The Guardian went so far as to publish a piece with the headline Mo Yan, Nobel literature winner, calls for release of Chinese dissident. The lede highlights the glaring contradiction between what Mo Yan was reported to have said, and how it was sensationalized into a Mo Yan call for action:
The Chinese Nobel literature prize-winner, Mo Yan, has unexpectedly called for the release of jailed dissident Liu Xiaobo, who won the Nobel peace prize two years ago to the fury of Chinese authorities.
Speaking hours after the judges announced his award, the novelist said: “I hope he [Liu] can achieve his freedom as soon as possible.” Liu should be able to research his “politics and social system”, Mo added.
There is a good deal of difference between hoping and calling for Liu Xiaobo’s release. If this point needs to be explained to a reporter or an editor, then someone needs a lesson in the difference between subjunctive and imperative.
That Mo Yan even mentioned Liu Xiaobo in the blast furnace of Chinese politics, especially in this psychotic transitional period of imminent leadership handoff, is encouraging. He has the stage, the goofball Party boys finally have a winner they believe they can promote, and then he has to go and bring up that! A personal hope, not a call for action. Mo Yan didn’t get where he is by being a lapdog as Ai and Wei would like the world to believe. Or as the translator @bokane succinctly tweeted yesterday: “People who call Mo Yan a stooge don’t know what they’re talking about.”

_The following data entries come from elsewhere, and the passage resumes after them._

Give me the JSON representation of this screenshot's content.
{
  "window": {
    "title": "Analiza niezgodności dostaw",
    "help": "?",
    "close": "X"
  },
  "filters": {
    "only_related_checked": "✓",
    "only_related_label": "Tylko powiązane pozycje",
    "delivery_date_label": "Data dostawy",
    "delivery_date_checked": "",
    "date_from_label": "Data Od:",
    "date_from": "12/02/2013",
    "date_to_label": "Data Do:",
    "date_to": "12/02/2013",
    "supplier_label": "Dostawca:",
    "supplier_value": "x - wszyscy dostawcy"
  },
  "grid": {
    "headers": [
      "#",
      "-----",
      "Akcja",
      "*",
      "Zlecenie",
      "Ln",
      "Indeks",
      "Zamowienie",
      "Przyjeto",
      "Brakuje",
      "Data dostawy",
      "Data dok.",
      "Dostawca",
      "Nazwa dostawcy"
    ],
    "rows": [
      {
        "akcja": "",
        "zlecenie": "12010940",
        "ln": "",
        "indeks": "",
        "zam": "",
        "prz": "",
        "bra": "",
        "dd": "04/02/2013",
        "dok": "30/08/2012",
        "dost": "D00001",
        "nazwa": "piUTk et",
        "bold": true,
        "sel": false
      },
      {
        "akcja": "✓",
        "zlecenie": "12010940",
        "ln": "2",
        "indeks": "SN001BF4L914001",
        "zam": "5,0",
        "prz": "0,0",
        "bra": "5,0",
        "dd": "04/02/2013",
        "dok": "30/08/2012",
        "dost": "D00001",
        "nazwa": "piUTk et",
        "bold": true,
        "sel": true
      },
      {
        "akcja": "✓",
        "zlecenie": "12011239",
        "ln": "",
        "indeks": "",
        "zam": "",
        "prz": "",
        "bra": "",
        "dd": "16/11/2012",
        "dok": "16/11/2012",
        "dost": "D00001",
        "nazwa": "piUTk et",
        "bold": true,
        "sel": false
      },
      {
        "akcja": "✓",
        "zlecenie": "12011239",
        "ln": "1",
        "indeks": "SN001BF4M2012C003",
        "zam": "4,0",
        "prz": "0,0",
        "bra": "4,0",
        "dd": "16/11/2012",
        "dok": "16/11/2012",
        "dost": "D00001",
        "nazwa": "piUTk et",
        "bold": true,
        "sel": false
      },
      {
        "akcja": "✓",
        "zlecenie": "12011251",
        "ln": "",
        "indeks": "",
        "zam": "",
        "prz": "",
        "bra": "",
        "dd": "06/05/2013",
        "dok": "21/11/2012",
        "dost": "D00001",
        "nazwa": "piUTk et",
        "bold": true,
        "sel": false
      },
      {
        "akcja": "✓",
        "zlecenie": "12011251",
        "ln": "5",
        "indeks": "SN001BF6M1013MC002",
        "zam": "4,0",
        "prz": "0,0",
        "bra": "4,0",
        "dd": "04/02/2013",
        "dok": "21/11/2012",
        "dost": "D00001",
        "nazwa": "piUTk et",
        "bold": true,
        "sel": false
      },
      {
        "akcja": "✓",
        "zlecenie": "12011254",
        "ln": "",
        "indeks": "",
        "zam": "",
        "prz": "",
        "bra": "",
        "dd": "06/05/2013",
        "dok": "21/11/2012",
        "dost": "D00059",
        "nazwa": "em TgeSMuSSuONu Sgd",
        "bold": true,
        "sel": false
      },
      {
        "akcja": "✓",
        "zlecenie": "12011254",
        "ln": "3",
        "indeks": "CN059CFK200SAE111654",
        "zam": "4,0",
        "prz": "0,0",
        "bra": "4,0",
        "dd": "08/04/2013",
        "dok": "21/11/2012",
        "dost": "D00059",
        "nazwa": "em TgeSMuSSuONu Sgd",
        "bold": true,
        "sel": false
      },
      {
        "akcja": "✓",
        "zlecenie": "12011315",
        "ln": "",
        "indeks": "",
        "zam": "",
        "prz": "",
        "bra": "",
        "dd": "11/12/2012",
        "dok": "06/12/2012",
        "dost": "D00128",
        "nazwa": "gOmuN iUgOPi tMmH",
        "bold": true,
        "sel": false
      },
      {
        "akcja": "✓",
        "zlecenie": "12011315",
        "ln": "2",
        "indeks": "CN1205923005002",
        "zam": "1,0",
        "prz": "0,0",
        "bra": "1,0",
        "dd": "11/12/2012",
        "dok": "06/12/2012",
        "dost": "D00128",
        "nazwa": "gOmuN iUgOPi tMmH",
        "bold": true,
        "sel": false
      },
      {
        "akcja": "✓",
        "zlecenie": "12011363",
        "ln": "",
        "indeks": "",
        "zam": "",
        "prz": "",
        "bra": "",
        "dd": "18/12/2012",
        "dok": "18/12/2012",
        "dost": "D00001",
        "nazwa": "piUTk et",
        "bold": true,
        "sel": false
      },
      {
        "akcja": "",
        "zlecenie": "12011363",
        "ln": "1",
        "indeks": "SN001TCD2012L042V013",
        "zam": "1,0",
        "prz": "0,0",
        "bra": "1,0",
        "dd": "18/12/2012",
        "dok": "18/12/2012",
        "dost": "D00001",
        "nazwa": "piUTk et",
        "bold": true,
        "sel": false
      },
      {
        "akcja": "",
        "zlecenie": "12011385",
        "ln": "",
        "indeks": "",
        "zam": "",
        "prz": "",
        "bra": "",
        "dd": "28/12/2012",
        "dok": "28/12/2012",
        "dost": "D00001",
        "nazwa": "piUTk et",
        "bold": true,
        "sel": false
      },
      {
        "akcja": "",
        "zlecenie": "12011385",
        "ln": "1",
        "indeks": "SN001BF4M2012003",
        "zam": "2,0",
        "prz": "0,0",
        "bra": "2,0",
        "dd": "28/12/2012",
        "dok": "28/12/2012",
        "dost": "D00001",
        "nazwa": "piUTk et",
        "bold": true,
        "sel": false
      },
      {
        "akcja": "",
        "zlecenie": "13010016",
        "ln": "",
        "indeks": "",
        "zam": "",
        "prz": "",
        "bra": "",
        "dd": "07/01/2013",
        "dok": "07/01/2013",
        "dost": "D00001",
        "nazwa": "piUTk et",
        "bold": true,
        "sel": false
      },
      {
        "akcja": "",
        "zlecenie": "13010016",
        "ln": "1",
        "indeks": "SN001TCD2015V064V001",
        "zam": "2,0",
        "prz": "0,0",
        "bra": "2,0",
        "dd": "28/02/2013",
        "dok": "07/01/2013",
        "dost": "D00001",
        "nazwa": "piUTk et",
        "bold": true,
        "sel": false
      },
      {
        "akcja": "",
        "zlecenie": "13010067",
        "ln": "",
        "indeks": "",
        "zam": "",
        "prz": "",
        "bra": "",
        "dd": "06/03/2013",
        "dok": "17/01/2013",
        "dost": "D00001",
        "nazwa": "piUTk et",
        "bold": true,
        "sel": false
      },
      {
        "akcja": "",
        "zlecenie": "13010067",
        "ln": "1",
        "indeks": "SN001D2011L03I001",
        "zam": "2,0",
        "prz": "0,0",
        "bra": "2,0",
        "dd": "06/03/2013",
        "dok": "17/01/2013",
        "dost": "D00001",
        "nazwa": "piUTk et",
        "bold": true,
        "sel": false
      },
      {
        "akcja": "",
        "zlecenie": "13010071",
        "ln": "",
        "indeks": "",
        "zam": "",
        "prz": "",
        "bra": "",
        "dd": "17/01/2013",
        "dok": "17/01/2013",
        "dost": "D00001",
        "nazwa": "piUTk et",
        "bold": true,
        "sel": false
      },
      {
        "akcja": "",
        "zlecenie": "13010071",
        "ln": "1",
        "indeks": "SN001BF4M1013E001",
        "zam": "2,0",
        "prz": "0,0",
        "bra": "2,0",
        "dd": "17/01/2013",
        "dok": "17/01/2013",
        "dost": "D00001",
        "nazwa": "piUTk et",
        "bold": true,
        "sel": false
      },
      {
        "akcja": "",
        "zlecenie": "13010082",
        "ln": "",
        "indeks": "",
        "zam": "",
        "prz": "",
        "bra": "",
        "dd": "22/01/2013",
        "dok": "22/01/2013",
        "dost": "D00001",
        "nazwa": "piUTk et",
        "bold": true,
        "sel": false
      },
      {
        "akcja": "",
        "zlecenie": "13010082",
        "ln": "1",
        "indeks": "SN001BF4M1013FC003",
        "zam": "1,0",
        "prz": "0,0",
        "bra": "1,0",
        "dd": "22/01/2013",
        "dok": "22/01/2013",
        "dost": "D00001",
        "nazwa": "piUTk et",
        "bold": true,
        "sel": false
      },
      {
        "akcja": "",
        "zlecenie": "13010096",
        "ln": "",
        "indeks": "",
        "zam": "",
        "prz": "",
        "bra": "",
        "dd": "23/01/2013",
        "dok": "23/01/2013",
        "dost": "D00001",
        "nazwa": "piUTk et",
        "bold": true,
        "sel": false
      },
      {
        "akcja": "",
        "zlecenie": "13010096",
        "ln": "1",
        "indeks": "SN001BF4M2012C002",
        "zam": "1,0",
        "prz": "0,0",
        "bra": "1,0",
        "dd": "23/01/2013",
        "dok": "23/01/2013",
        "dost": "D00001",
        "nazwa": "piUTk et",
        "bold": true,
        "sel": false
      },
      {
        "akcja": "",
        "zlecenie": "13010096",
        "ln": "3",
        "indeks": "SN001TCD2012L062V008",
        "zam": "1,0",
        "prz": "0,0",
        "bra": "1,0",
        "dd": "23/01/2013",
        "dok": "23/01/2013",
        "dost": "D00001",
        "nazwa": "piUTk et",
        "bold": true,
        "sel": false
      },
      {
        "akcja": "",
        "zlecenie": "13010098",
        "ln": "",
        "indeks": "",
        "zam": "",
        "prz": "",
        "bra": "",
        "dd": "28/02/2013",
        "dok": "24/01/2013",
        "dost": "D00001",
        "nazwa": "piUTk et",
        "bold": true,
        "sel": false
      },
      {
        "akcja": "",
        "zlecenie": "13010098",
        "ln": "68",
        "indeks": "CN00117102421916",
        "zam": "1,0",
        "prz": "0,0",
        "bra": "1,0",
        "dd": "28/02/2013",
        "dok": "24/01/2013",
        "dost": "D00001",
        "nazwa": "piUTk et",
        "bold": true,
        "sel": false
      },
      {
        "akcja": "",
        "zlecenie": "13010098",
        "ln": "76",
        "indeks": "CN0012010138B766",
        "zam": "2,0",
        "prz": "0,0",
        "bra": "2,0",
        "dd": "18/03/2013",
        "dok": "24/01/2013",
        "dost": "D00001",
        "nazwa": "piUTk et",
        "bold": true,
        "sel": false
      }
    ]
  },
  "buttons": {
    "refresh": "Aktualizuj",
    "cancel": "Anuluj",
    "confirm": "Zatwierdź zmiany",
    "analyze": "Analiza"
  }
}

I have followed Tania Branigan of The Guardian for years, and I believe her to be one of the top journalists in China. I want very much for this inaccuracy to be an editorial botch, though I don’t expect we’ll ever know that. I’ve had issues with The Guardian in the past, and getting them to correct missteps is not an easy process, one I’ve had only moderate success doing. I assume that this particular stretch of language will remain unchanged, since the melodramatic “call for release” is all over Twitter now, and the Guardian’s page stats for this piece are ticking on up. But, of course, it’s at Mo Yan’s expense. Let’s hope it doesn’t lead to another empty chair at another Nobel award ceremony.